● **Data for review**:

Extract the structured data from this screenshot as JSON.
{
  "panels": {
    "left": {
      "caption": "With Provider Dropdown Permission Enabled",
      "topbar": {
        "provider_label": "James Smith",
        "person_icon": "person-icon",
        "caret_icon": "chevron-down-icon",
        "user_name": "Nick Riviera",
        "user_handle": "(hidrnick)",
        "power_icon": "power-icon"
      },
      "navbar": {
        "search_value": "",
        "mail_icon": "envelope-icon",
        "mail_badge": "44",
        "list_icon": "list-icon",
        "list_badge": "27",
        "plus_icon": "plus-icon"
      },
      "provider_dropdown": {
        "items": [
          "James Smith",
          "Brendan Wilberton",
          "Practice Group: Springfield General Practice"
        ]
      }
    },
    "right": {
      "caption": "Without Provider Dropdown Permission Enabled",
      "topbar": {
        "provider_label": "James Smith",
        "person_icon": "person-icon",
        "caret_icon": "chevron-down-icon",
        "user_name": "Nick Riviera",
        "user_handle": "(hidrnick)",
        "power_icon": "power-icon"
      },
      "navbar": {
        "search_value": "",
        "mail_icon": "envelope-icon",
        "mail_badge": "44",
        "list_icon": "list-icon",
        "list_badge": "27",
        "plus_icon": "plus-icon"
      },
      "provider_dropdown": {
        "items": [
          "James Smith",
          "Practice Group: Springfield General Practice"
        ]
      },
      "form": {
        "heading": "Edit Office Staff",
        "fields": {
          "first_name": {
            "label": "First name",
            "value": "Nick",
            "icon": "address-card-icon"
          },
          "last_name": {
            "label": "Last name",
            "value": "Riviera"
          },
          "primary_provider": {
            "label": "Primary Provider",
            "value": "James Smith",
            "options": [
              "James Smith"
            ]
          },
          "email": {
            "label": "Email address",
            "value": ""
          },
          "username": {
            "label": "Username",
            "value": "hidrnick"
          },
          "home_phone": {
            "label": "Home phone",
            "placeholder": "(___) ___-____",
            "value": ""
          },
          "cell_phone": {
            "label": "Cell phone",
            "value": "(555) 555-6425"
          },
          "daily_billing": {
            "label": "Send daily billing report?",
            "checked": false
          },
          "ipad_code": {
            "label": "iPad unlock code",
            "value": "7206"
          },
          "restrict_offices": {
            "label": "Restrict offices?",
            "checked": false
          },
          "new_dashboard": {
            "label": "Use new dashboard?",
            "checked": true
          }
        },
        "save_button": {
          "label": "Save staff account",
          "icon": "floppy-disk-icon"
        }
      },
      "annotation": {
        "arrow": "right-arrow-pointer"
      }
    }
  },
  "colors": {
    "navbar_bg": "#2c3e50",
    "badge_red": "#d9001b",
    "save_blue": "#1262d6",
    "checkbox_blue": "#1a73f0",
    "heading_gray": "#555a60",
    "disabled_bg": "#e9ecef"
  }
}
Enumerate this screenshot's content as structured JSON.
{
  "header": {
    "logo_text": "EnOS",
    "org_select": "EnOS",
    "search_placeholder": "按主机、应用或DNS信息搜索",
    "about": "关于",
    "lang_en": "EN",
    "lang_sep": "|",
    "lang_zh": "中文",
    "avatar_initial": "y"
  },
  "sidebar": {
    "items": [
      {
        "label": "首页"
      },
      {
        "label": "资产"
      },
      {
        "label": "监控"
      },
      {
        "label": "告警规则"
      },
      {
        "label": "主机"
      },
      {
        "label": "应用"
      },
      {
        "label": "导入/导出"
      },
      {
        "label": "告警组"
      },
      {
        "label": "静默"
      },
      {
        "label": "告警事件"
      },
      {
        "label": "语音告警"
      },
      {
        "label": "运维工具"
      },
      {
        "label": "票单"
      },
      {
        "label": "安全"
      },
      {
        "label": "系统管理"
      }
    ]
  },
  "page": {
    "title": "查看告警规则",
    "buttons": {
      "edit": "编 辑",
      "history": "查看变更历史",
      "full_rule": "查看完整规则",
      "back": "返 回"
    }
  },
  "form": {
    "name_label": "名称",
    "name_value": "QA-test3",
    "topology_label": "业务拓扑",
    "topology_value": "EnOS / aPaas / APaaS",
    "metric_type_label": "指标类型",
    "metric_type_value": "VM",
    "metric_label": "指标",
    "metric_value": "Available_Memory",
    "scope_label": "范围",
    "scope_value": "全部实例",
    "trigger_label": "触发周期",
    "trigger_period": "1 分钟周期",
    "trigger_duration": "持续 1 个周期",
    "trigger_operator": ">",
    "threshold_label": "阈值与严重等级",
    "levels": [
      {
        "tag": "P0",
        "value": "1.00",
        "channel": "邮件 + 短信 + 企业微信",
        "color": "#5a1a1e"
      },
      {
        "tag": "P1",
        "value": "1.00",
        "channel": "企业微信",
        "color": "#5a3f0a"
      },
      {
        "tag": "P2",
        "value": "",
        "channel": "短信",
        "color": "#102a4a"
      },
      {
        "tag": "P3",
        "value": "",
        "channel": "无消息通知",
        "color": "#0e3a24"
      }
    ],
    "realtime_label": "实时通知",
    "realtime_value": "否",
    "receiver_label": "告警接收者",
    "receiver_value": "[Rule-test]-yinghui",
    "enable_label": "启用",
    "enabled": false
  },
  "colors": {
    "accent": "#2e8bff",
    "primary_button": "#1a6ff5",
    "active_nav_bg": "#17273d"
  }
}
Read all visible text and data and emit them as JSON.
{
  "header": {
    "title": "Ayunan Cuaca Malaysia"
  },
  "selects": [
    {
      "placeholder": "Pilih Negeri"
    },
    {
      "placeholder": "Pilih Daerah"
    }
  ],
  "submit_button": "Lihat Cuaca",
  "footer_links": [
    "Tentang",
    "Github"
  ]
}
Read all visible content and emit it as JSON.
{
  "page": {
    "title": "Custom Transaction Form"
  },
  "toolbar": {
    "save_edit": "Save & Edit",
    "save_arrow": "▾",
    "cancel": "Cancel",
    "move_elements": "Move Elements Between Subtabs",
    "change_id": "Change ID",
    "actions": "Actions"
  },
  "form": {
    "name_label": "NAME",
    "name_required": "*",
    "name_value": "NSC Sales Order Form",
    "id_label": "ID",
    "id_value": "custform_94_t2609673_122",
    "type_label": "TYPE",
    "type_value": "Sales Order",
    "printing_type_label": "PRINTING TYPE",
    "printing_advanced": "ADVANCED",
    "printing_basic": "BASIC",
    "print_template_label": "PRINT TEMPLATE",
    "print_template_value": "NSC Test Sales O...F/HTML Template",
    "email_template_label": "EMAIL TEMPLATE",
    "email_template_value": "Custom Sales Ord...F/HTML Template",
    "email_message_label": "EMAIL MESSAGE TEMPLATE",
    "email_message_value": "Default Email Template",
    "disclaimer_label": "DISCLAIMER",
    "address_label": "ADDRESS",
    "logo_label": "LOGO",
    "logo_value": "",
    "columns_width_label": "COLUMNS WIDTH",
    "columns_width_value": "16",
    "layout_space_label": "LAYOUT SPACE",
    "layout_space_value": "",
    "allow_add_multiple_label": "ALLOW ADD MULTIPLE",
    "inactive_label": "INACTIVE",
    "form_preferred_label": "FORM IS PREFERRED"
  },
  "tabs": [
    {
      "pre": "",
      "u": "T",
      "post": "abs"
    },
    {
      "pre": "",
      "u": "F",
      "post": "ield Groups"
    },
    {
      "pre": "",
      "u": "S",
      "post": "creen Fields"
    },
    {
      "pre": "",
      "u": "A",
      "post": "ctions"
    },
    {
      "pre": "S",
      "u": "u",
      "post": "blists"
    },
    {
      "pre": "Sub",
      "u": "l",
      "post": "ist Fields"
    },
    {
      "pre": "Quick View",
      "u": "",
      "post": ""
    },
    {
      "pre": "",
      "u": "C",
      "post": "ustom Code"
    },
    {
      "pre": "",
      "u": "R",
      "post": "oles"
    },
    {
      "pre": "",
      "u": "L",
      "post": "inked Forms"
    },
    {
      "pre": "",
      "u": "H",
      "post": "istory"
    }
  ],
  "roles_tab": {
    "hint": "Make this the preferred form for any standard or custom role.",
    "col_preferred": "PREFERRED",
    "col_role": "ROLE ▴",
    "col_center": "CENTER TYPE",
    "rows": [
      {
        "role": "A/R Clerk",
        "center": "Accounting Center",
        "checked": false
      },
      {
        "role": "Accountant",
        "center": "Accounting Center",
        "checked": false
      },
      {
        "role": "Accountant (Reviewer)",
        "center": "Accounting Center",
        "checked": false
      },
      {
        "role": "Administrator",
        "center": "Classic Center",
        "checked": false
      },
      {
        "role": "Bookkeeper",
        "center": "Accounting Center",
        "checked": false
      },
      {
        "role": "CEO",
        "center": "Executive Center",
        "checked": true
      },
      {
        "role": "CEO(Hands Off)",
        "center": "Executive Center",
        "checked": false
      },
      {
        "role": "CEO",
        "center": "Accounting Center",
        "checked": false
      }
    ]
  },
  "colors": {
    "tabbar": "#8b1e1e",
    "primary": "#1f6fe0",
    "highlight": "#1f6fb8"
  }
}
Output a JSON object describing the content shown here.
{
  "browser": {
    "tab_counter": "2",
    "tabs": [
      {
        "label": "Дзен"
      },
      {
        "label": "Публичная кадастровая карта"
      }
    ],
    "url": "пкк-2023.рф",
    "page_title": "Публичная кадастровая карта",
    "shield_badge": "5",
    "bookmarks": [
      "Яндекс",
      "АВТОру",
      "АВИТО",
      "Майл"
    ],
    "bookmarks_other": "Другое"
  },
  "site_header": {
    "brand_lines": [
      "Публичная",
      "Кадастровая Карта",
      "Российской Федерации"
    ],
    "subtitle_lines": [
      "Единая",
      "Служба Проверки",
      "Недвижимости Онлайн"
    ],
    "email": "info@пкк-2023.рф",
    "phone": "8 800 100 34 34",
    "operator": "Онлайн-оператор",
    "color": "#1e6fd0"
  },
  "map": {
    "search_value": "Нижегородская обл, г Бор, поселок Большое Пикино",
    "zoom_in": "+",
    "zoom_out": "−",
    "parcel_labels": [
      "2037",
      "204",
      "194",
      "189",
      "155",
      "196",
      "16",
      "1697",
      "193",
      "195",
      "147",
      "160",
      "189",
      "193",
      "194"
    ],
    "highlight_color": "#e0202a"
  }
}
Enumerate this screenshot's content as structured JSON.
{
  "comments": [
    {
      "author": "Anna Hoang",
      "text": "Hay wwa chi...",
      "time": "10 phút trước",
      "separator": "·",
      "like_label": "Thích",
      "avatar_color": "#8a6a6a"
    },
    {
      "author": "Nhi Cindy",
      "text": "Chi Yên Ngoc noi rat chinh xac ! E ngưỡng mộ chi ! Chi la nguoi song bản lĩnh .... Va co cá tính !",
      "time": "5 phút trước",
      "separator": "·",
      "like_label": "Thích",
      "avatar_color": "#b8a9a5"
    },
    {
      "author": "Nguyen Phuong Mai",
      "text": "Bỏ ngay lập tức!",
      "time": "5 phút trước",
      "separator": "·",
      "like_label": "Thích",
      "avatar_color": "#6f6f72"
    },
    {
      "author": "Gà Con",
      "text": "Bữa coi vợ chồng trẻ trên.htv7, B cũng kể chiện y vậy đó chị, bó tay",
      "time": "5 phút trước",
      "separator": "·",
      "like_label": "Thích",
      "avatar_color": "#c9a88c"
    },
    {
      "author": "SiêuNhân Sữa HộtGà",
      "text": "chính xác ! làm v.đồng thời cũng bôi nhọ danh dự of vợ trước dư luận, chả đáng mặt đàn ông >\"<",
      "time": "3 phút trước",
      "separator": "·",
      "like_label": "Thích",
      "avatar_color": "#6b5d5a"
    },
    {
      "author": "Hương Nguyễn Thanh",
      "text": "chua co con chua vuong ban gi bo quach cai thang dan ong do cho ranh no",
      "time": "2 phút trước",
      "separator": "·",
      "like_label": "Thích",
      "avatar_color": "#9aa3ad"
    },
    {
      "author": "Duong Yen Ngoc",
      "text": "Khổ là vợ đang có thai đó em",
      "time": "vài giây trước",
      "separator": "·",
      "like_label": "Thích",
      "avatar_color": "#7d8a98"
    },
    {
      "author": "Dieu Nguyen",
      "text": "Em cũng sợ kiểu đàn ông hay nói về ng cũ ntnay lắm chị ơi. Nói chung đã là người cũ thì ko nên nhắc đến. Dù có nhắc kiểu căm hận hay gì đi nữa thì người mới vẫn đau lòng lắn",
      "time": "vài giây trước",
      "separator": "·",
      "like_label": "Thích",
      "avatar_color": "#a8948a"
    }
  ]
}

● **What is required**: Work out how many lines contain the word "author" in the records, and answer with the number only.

● **Answer box**: 8